Now, drawing from the words you just listed, start targeting three main things that inspire you. The ones that really stand out from the list. We’re going to place these things into the encounter, and we’ll refer to them as fragments. These fragments are pieces we place in the encounter to give it an identity that lines up with the mission statement.
I chose the following fragments:
- Runaway Train
- Dusty Desert
- Broken Bridges
Now I know that I’m going to be running a high-octane action sequence, using a train rescue similar to the Expendables. It’s going to feature a runaway train, a dusty desert, and some broken bridges as my fragments (or pieces that I place in the encounter).
4 – Turn Fragments to Mechanics
Now that I know my overall tone and concept, and have chosen my pieces, it’s time to add some mechanics to the fragments that I just created. These can be anything that match your mission statement. I’m going to use mechanics from Dungeons & Dragons 5th edition in my example.

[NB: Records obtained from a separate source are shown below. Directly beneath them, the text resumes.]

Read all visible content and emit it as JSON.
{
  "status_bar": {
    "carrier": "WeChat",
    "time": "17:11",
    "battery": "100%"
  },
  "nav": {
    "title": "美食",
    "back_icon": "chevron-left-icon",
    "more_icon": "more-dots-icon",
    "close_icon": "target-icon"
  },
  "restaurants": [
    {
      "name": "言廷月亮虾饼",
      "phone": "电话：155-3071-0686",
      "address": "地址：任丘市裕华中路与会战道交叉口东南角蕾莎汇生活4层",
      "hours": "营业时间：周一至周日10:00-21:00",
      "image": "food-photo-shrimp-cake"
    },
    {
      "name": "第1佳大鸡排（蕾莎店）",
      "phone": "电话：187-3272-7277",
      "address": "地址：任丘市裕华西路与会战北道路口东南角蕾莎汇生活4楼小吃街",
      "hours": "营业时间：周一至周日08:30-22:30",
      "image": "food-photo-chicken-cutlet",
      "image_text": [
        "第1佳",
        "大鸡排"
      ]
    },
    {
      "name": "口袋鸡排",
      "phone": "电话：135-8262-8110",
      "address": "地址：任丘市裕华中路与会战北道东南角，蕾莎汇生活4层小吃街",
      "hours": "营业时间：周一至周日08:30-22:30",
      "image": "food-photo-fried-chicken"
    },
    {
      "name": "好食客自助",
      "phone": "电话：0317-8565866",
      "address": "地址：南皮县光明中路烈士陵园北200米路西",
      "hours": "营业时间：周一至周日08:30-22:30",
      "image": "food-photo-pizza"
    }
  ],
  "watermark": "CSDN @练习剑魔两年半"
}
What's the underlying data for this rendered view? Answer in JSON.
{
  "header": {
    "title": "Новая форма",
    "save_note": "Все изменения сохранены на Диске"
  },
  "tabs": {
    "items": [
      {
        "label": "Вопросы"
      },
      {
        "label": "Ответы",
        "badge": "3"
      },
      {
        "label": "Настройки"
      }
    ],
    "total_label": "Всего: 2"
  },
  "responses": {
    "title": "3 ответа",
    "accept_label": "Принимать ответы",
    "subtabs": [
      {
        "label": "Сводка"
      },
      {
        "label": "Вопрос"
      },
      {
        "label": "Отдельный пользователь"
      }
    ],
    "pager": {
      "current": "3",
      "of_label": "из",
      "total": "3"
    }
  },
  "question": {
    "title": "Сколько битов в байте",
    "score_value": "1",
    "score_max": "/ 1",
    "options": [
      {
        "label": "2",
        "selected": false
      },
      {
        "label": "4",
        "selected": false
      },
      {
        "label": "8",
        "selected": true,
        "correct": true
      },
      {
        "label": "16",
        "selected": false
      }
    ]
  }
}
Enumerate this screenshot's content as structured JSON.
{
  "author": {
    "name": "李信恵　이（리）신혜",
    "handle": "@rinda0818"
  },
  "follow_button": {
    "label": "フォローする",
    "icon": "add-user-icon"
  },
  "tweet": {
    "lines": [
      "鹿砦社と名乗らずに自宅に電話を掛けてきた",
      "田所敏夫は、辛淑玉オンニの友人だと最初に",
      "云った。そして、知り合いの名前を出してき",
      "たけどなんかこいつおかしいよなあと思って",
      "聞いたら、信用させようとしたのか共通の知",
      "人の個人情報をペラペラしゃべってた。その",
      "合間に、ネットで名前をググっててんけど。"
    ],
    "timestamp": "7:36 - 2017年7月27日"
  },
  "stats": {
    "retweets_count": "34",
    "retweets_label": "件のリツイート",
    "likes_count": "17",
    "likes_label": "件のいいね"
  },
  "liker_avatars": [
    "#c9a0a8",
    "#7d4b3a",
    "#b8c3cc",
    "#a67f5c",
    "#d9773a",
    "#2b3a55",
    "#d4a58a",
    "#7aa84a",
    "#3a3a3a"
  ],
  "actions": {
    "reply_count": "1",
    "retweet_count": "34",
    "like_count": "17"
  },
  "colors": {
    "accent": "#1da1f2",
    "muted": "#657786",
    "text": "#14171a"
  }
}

- Runaway Train = The train is moving so quickly that to walk along the top of it, you need either a Strength or Dexterity check to move full speed, if not you move at half speed.
- Broken Bridge = In 2d6 + 2 rounds, the train is headed for a broken bridge. And that’s not good.
- Dusty Desert = Each round, roll 1d4. On a 4, a hard wind blows, doing 1d4 damage to everyone who doesn’t make a Con save (DC 12).
Now add some monsters to that, and the fact that the players need to get to the engine car to save their friend before the train careens off of a broken bridge, and you’ve got yourself a super fun encounter!
5 – Difficulty + System Tuning
The above section uses examples of mechanics, but this method is largely agnostic. You can easily tweak the fragments to include challenges and elements from your favorite RPG rules system.
That’s it! That’s how you use an encounter mission statement to make concentrated, focused encounters that are interesting and destroy writer’s block. Let us know what you think of this article below, and please share any example encounters you create using this method.
This article is part of the magnificent and prolific Blog Carnival, and the topic for this month is Encounters. This month other fantastic bloggers will be exploring things like inventive ways to come up with encounters, different ways to run encounters in play, and even explore using encounter concepts across multiple systems to surprise players and breathe new life into your game.
See links to their articles below in the comments as they write them.